Nick Krieger (@nckrieger):
State officials love to claim that no one knew about Flint's lead problems until 2015. However, as Paul Egan and Matthew Dolan have reported in today's Detroit Free Press, state lawyers now insist that any claims Flint might file against the state will have to be immediately dismissed. Why? Because Flint did not provide notice of any possible claims related to the lead problems by the fall of 2014. And no, this is not a bad April Fools' Day joke.
Under MCL 600.6431(3), a plaintiff who seeks to sue the state for property damage or personal injury must file a notice of intention to sue within six months of the event giving rise to the cause of action. The state's lawyers insist that the event giving rise to any possible cause of action in this case was the emergency manager's April 2014 decision to switch to the Flint River as the city's primary drinking-water source. Therefore, they argue, Flint was required to provide notice of its intention to sue the state by October 2014.
How, exactly, was Flint supposed to file a notice of intention to sue by October 2014 when nobody even knew there was a problem until 2015? It is utter hypocrisy for the state's lawyers to insist on exact compliance with the statute—especially when the event giving rise to any possible causes of action (the switch to the Flint River) was caused by the state itself.
For years, Michigan courts excused compliance with the 6-month notice provision of MCL 600.6431(3) for equitable reasons or if the state would not be prejudiced. But not anymore.
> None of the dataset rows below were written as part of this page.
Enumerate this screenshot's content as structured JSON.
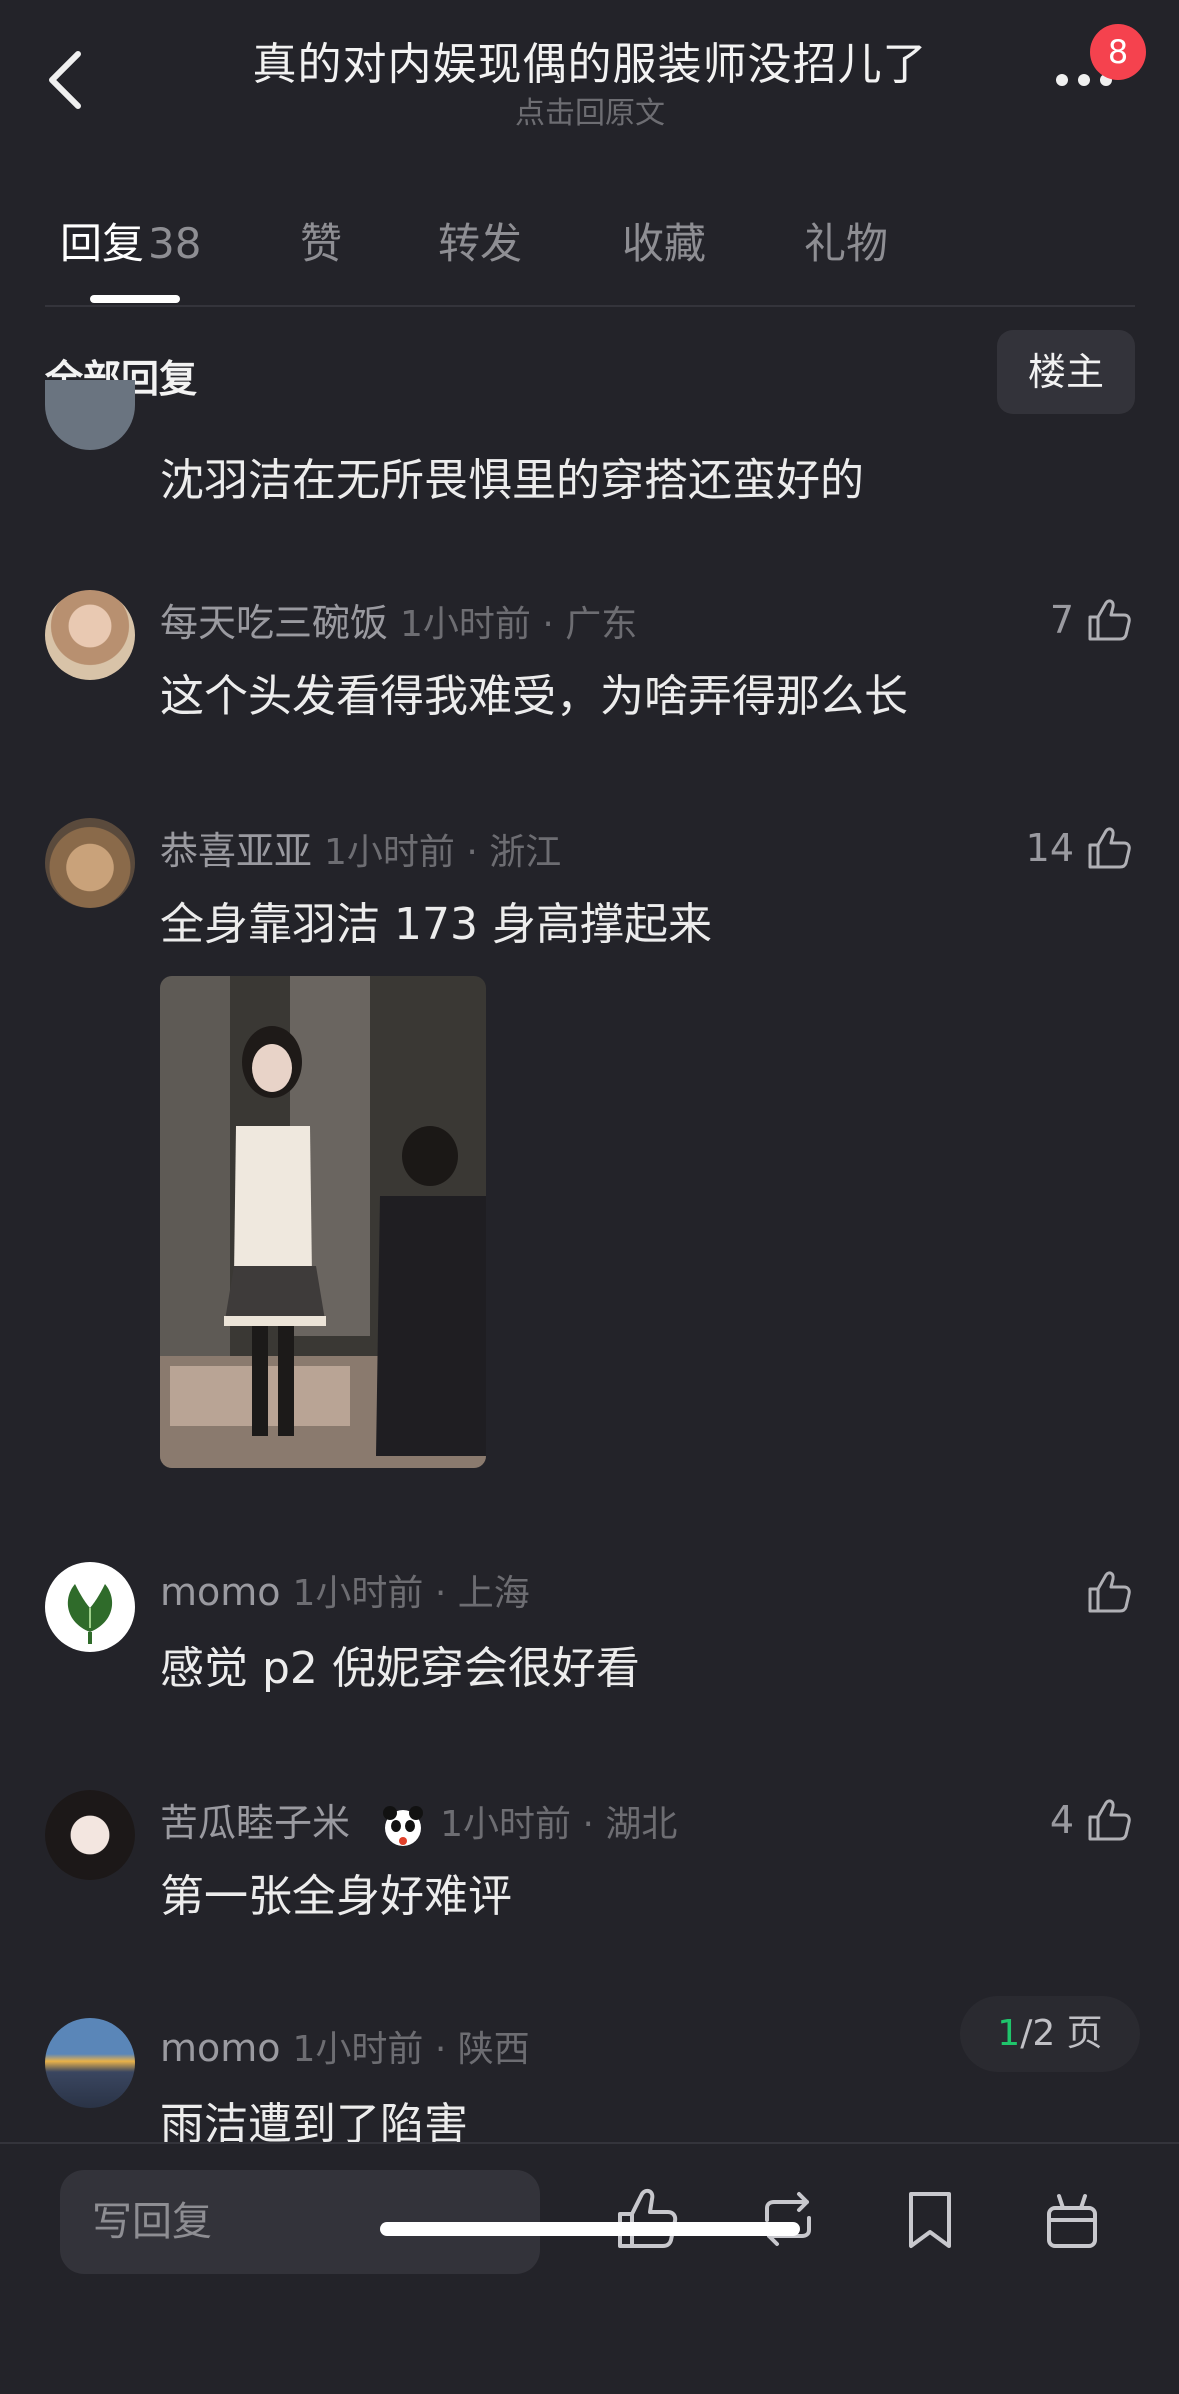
{
  "header": {
    "title": "真的对内娱现偶的服装师没招儿了",
    "subtitle": "点击回原文",
    "badge_count": "8"
  },
  "tabs": [
    {
      "label": "回复",
      "count": "38"
    },
    {
      "label": "赞"
    },
    {
      "label": "转发"
    },
    {
      "label": "收藏"
    },
    {
      "label": "礼物"
    }
  ],
  "filter": {
    "label": "全部回复",
    "op_button": "楼主"
  },
  "comments": [
    {
      "body": "沈羽洁在无所畏惧里的穿搭还蛮好的"
    },
    {
      "name": "每天吃三碗饭",
      "time": "1小时前 · 广东",
      "body": "这个头发看得我难受，为啥弄得那么长",
      "likes": "7"
    },
    {
      "name": "恭喜亚亚",
      "time": "1小时前 · 浙江",
      "body": "全身靠羽洁 173 身高撑起来",
      "likes": "14"
    },
    {
      "name": "momo",
      "time": "1小时前 · 上海",
      "body": "感觉 p2 倪妮穿会很好看",
      "likes": ""
    },
    {
      "name": "苦瓜睦子米",
      "time": "1小时前 · 湖北",
      "body": "第一张全身好难评",
      "likes": "4"
    },
    {
      "name": "momo",
      "time": "1小时前 · 陕西",
      "body": "雨洁遭到了陷害"
    }
  ],
  "pagination": {
    "current": "1",
    "rest": "/2 页"
  },
  "bottom_bar": {
    "reply_placeholder": "写回复",
    "icons": [
      "like-icon",
      "repost-icon",
      "bookmark-icon",
      "gift-icon"
    ]
  }
}
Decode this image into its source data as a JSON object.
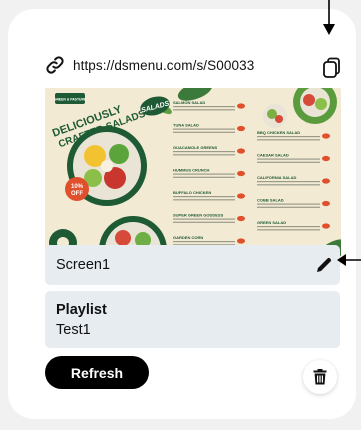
{
  "screen_card": {
    "url": "https://dsmenu.com/s/S00033",
    "name_field": "Screen1",
    "playlist": {
      "label": "Playlist",
      "value": "Test1"
    },
    "refresh_label": "Refresh",
    "icons": {
      "link": "link-icon",
      "copy": "copy-icon",
      "edit": "pencil-icon",
      "delete": "trash-icon"
    }
  },
  "menu_preview": {
    "brand": "GREEN & PASTURE",
    "headline": "DELICIOUSLY CRAFTED SALADS",
    "badge": "SALADS",
    "discount": "10% OFF",
    "circle_text": "Crafting Exceptional Gastronomy & Culinary Delights",
    "left_items": [
      "SALMON SALAD",
      "TUNA SALAD",
      "GUACAMOLE GREENS",
      "HUMMUS CRUNCH",
      "BUFFALO CHICKEN",
      "SUPER GREEN GODDESS",
      "GARDEN CORN"
    ],
    "right_items": [
      "BBQ CHICKEN SALAD",
      "CAESAR SALAD",
      "CALIFORNIA SALAD",
      "COBB SALAD",
      "GREEN SALAD"
    ],
    "colors": {
      "background": "#f3ead3",
      "green": "#1e5a34",
      "accent": "#e0502c"
    }
  },
  "annotations": {
    "arrow_top": "down-arrow-icon",
    "arrow_right": "left-arrow-icon"
  }
}
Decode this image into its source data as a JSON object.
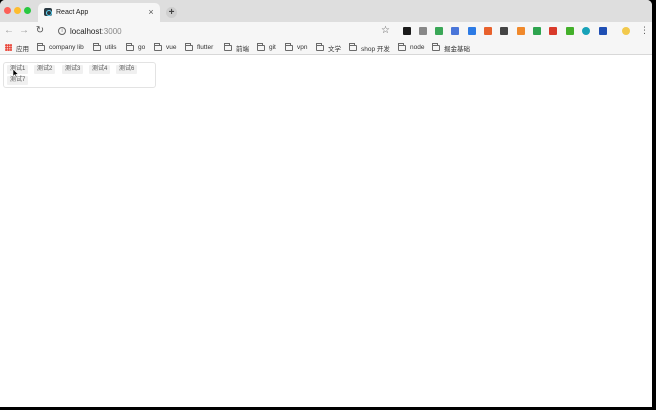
{
  "browser": {
    "tab_title": "React App",
    "tab_close": "×",
    "new_tab": "+",
    "url_host": "localhost",
    "url_port": ":3000"
  },
  "extensions": [
    {
      "name": "ext-black-icon",
      "color": "#1a1a1a"
    },
    {
      "name": "ext-a-icon",
      "color": "#888888"
    },
    {
      "name": "ext-green-grid-icon",
      "color": "#3aa757"
    },
    {
      "name": "ext-blue-s-icon",
      "color": "#4a76d9"
    },
    {
      "name": "ext-blue-square-icon",
      "color": "#2d7be5"
    },
    {
      "name": "ext-orange-icon",
      "color": "#e8612c"
    },
    {
      "name": "ext-qr-icon",
      "color": "#444444"
    },
    {
      "name": "ext-orange-square-icon",
      "color": "#f0892b"
    },
    {
      "name": "ext-green-shield-icon",
      "color": "#2ea44f"
    },
    {
      "name": "ext-red-icon",
      "color": "#d93a2b"
    },
    {
      "name": "ext-green-check-icon",
      "color": "#43b02a"
    },
    {
      "name": "ext-teal-circle-icon",
      "color": "#17a2b8"
    },
    {
      "name": "ext-blue-icon",
      "color": "#1f4fb4"
    },
    {
      "name": "profile-avatar-icon",
      "color": "#f2c94c"
    }
  ],
  "bookmarks": {
    "apps": "应用",
    "items": [
      "company lib",
      "utils",
      "go",
      "vue",
      "flutter",
      "前端",
      "git",
      "vpn",
      "文学",
      "shop 开发",
      "node",
      "掘金基础"
    ]
  },
  "tags": [
    "测试1",
    "测试2",
    "测试3",
    "测试4",
    "测试6",
    "测试7"
  ]
}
Michigan's Republican-nominated Supreme Court majority ruled in 2012 that a plaintiff must provide notice of its intention to sue the state within 6 months, even if it does not discover the existence of a cause of action until sometime much later.
It really makes you wonder whether our current state government is acting in good faith.